(Page and application data records)

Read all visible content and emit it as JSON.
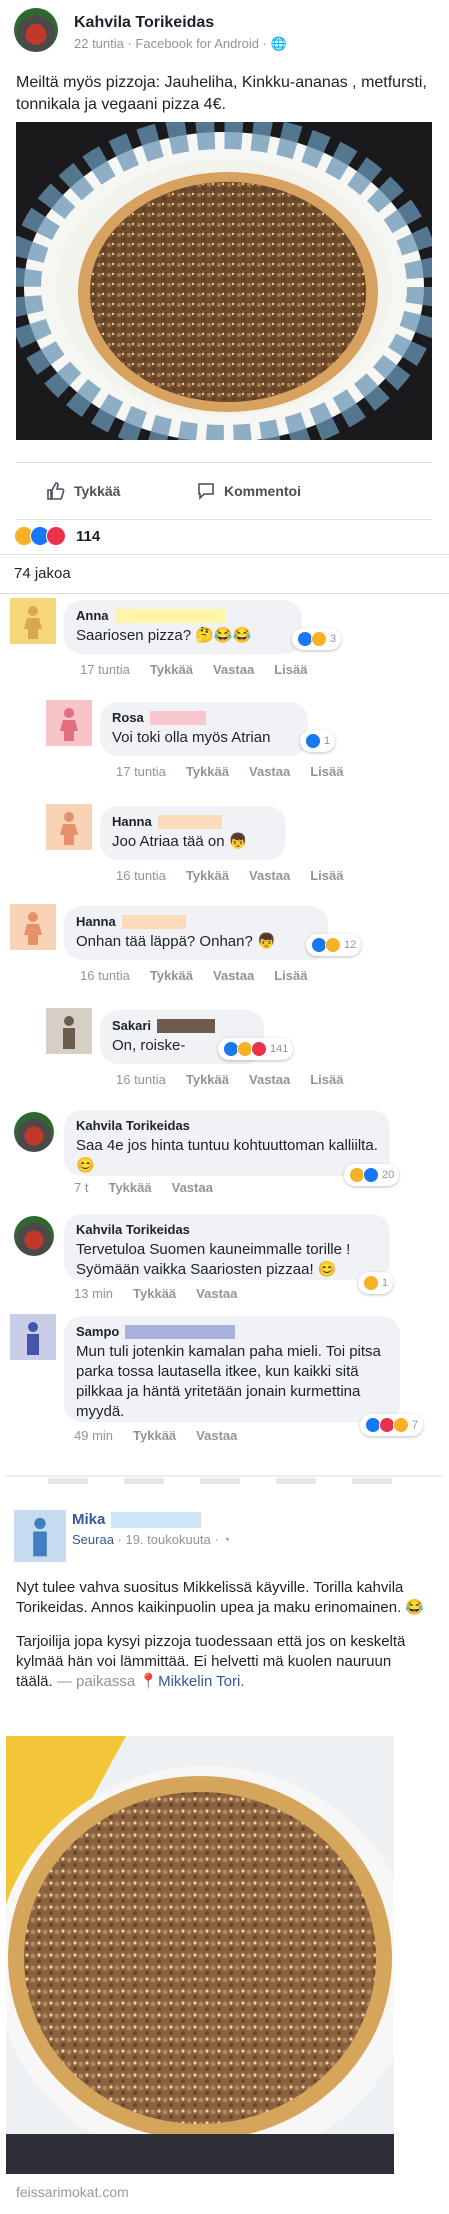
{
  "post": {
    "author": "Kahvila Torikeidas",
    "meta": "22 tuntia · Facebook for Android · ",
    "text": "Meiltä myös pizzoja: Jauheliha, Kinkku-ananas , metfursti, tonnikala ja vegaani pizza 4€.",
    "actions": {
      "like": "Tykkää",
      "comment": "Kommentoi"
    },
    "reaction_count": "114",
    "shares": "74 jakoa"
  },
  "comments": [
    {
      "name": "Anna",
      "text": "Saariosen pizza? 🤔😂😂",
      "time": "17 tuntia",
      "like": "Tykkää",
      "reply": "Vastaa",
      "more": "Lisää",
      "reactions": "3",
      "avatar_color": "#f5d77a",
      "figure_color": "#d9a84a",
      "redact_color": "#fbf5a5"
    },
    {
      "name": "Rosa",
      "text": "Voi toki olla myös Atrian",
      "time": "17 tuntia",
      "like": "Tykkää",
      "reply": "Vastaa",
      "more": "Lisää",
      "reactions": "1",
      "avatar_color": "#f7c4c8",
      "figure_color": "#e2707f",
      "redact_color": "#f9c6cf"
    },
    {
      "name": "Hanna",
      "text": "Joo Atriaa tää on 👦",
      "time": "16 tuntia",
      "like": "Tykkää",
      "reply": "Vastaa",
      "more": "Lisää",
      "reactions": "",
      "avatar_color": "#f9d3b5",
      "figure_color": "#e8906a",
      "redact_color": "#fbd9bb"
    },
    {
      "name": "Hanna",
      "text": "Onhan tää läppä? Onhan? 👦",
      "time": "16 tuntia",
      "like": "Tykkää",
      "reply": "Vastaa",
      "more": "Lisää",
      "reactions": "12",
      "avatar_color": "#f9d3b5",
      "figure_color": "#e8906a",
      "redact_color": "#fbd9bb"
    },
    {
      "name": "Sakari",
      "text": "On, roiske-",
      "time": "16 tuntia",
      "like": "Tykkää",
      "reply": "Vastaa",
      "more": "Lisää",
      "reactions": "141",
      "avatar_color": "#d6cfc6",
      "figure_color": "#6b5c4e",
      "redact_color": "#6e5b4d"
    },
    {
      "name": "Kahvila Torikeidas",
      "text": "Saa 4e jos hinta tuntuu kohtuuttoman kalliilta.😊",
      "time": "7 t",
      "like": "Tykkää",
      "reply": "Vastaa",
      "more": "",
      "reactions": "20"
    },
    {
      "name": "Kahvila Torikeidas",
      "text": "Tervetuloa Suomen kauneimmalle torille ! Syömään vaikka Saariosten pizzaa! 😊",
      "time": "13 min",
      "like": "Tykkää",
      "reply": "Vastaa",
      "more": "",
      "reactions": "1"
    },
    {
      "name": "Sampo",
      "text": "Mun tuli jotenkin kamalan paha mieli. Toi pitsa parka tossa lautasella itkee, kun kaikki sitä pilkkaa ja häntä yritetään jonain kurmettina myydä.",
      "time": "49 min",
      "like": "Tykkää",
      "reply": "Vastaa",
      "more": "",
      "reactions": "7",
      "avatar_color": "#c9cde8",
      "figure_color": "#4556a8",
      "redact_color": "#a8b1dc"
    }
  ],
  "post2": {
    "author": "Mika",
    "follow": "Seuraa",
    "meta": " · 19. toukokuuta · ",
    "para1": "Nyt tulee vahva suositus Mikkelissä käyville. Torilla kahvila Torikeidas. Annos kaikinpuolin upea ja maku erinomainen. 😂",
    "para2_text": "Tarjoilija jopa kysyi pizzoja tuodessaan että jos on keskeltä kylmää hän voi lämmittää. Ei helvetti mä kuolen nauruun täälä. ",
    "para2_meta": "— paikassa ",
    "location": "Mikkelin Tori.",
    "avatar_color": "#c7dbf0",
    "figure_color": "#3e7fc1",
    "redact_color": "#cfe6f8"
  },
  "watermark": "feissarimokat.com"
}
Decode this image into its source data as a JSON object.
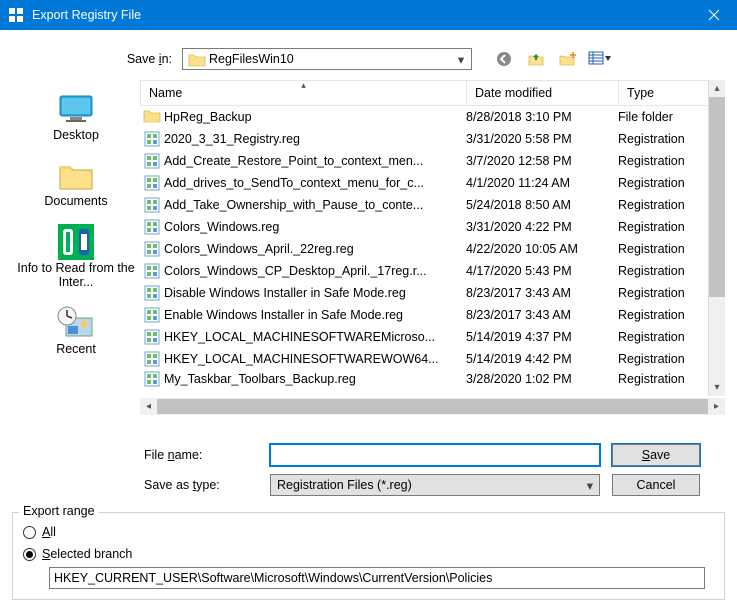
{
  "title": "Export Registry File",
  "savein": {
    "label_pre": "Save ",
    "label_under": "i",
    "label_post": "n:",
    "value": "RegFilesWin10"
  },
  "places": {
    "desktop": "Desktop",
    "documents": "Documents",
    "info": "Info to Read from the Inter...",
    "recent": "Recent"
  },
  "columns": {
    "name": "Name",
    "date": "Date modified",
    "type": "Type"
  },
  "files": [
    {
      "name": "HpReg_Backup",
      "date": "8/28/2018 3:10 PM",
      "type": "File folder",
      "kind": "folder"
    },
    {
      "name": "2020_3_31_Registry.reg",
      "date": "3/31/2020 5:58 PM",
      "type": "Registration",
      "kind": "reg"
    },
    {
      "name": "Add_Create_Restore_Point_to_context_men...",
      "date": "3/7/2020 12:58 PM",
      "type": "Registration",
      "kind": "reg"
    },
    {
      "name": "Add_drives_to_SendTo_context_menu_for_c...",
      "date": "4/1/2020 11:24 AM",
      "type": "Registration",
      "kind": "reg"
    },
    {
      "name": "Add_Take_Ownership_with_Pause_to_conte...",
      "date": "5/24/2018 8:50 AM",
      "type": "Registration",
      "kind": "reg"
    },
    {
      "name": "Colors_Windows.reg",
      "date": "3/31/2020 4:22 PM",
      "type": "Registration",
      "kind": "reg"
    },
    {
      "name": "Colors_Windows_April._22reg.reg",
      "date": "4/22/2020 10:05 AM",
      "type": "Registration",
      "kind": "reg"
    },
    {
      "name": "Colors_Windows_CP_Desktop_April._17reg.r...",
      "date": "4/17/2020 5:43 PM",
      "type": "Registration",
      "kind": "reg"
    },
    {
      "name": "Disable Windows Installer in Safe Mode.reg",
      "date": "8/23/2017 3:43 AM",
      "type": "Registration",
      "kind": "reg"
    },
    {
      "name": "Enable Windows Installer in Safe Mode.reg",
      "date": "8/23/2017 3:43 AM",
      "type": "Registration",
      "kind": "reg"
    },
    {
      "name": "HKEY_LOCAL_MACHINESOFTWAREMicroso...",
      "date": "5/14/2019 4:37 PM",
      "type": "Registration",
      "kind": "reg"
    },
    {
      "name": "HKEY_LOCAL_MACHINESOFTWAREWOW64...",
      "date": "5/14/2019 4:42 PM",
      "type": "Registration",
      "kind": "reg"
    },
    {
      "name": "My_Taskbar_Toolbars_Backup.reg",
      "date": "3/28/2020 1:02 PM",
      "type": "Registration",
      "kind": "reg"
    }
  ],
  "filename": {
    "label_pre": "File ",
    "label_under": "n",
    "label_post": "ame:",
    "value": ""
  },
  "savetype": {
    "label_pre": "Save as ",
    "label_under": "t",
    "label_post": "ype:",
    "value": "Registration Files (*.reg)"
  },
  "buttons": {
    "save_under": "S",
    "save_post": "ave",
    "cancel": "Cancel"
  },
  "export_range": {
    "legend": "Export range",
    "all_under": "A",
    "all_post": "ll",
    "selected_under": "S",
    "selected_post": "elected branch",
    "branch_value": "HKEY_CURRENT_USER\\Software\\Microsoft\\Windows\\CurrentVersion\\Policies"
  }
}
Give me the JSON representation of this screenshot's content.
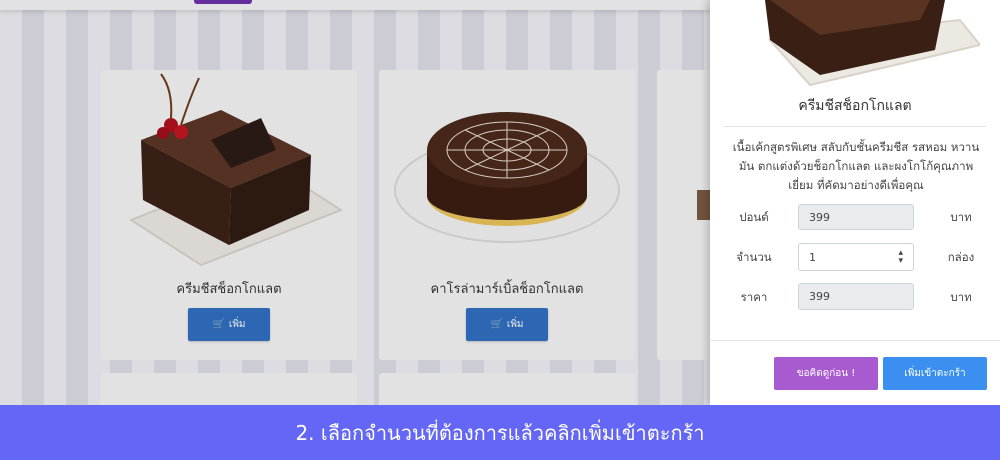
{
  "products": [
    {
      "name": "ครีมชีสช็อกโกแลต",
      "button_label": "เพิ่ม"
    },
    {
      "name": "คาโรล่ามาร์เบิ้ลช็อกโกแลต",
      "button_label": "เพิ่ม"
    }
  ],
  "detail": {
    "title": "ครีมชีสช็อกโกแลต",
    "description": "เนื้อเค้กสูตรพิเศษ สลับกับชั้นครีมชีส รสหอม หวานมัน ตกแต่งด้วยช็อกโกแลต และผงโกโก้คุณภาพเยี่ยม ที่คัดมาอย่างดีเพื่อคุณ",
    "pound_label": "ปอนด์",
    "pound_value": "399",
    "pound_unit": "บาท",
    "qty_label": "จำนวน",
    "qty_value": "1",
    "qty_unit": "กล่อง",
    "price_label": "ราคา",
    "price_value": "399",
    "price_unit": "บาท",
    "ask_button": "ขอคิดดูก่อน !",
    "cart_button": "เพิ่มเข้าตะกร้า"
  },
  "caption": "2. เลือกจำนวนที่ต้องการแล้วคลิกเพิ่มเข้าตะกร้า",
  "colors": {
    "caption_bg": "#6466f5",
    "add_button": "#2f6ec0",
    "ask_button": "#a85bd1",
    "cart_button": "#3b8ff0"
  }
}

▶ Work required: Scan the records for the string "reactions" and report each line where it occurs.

▶ Written solution:
      "reactions": "3",
      "reactions": "1",
      "reactions": "",
      "reactions": "12",
      "reactions": "141",
      "reactions": "20"
      "reactions": "1"
      "reactions": "7",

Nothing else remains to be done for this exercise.